* **What the exercise asks**: Every line below needs to be printed again exactly, without any of its pictures.

Element data from apps and pages:
____________________

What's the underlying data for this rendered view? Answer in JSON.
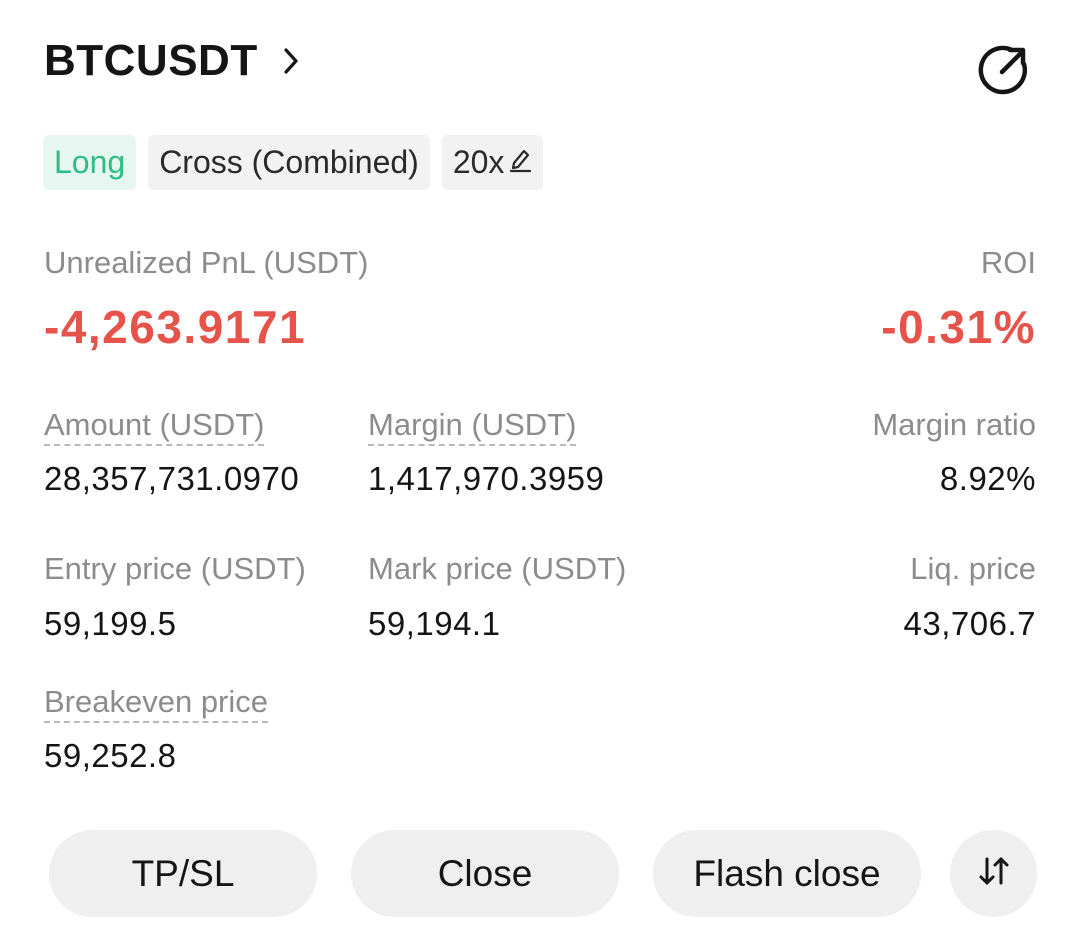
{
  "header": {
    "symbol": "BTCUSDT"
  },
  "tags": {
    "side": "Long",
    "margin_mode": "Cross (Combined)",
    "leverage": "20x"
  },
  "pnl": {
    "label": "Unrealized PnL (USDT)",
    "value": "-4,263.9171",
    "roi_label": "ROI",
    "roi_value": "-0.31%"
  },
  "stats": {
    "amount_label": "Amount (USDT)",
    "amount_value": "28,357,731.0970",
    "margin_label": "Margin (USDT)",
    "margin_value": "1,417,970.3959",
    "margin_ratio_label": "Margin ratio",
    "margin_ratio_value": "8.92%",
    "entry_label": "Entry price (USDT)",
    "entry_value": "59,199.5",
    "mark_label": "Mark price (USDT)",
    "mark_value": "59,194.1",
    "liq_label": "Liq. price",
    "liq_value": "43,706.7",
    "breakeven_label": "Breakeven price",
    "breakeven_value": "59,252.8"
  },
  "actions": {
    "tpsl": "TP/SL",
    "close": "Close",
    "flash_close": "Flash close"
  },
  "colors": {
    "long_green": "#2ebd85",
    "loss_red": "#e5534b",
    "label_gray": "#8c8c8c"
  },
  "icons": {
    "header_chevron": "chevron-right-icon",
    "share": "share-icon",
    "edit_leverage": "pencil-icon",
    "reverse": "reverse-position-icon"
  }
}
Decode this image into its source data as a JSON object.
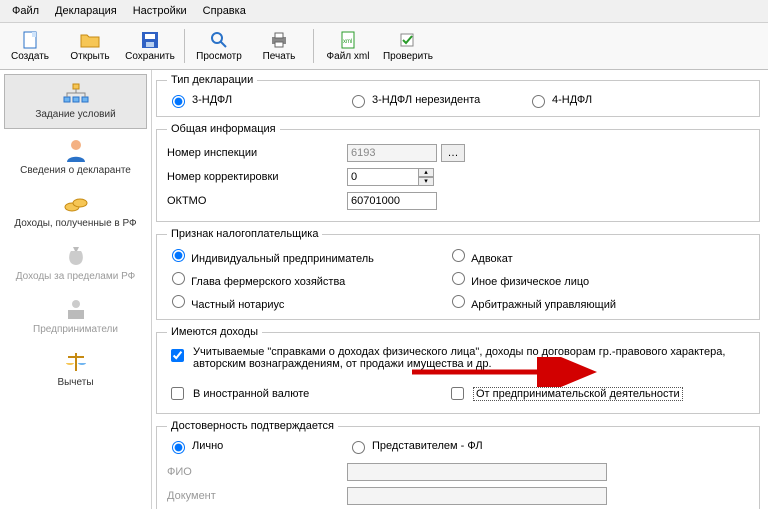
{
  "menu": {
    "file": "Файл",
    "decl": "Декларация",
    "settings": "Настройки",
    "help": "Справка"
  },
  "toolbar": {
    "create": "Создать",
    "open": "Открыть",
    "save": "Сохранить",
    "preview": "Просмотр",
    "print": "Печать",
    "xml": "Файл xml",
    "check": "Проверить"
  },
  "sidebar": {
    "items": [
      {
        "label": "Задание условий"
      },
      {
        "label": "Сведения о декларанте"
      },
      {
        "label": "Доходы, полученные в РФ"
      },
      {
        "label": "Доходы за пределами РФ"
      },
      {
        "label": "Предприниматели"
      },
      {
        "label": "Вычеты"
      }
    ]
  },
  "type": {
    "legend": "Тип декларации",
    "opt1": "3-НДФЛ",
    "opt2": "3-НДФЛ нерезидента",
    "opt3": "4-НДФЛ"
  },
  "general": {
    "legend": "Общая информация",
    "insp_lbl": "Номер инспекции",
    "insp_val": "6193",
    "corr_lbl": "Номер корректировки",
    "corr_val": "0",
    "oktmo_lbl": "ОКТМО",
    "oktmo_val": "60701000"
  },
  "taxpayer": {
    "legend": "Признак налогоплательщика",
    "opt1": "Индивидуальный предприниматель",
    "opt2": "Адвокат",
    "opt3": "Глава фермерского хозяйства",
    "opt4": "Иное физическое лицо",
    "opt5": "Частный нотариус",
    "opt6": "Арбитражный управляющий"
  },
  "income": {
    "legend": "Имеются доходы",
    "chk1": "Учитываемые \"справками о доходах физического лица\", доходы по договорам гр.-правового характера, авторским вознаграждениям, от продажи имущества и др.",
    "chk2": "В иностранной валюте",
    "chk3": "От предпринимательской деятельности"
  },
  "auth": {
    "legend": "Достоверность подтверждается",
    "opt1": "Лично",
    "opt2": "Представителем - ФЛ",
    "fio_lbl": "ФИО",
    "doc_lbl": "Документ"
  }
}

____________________

* **Your response**:
What's the underlying data for this rendered view? Answer in JSON.
{
  "header": {
    "symbol": "BTCUSDT"
  },
  "tags": {
    "side": "Long",
    "margin_mode": "Cross (Combined)",
    "leverage": "20x"
  },
  "pnl": {
    "label": "Unrealized PnL (USDT)",
    "value": "-4,263.9171",
    "roi_label": "ROI",
    "roi_value": "-0.31%"
  },
  "stats": {
    "amount_label": "Amount (USDT)",
    "amount_value": "28,357,731.0970",
    "margin_label": "Margin (USDT)",
    "margin_value": "1,417,970.3959",
    "margin_ratio_label": "Margin ratio",
    "margin_ratio_value": "8.92%",
    "entry_label": "Entry price (USDT)",
    "entry_value": "59,199.5",
    "mark_label": "Mark price (USDT)",
    "mark_value": "59,194.1",
    "liq_label": "Liq. price",
    "liq_value": "43,706.7",
    "breakeven_label": "Breakeven price",
    "breakeven_value": "59,252.8"
  },
  "actions": {
    "tpsl": "TP/SL",
    "close": "Close",
    "flash_close": "Flash close"
  },
  "colors": {
    "long_green": "#2ebd85",
    "loss_red": "#e5534b",
    "label_gray": "#8c8c8c"
  },
  "icons": {
    "header_chevron": "chevron-right-icon",
    "share": "share-icon",
    "edit_leverage": "pencil-icon",
    "reverse": "reverse-position-icon"
  }
}
Decode this image into its source data as a JSON object.
{
  "menu": {
    "file": "Файл",
    "decl": "Декларация",
    "settings": "Настройки",
    "help": "Справка"
  },
  "toolbar": {
    "create": "Создать",
    "open": "Открыть",
    "save": "Сохранить",
    "preview": "Просмотр",
    "print": "Печать",
    "xml": "Файл xml",
    "check": "Проверить"
  },
  "sidebar": {
    "items": [
      {
        "label": "Задание условий"
      },
      {
        "label": "Сведения о декларанте"
      },
      {
        "label": "Доходы, полученные в РФ"
      },
      {
        "label": "Доходы за пределами РФ"
      },
      {
        "label": "Предприниматели"
      },
      {
        "label": "Вычеты"
      }
    ]
  },
  "type": {
    "legend": "Тип декларации",
    "opt1": "3-НДФЛ",
    "opt2": "3-НДФЛ нерезидента",
    "opt3": "4-НДФЛ"
  },
  "general": {
    "legend": "Общая информация",
    "insp_lbl": "Номер инспекции",
    "insp_val": "6193",
    "corr_lbl": "Номер корректировки",
    "corr_val": "0",
    "oktmo_lbl": "ОКТМО",
    "oktmo_val": "60701000"
  },
  "taxpayer": {
    "legend": "Признак налогоплательщика",
    "opt1": "Индивидуальный предприниматель",
    "opt2": "Адвокат",
    "opt3": "Глава фермерского хозяйства",
    "opt4": "Иное физическое лицо",
    "opt5": "Частный нотариус",
    "opt6": "Арбитражный управляющий"
  },
  "income": {
    "legend": "Имеются доходы",
    "chk1": "Учитываемые \"справками о доходах физического лица\", доходы по договорам гр.-правового характера, авторским вознаграждениям, от продажи имущества и др.",
    "chk2": "В иностранной валюте",
    "chk3": "От предпринимательской деятельности"
  },
  "auth": {
    "legend": "Достоверность подтверждается",
    "opt1": "Лично",
    "opt2": "Представителем - ФЛ",
    "fio_lbl": "ФИО",
    "doc_lbl": "Документ"
  }
}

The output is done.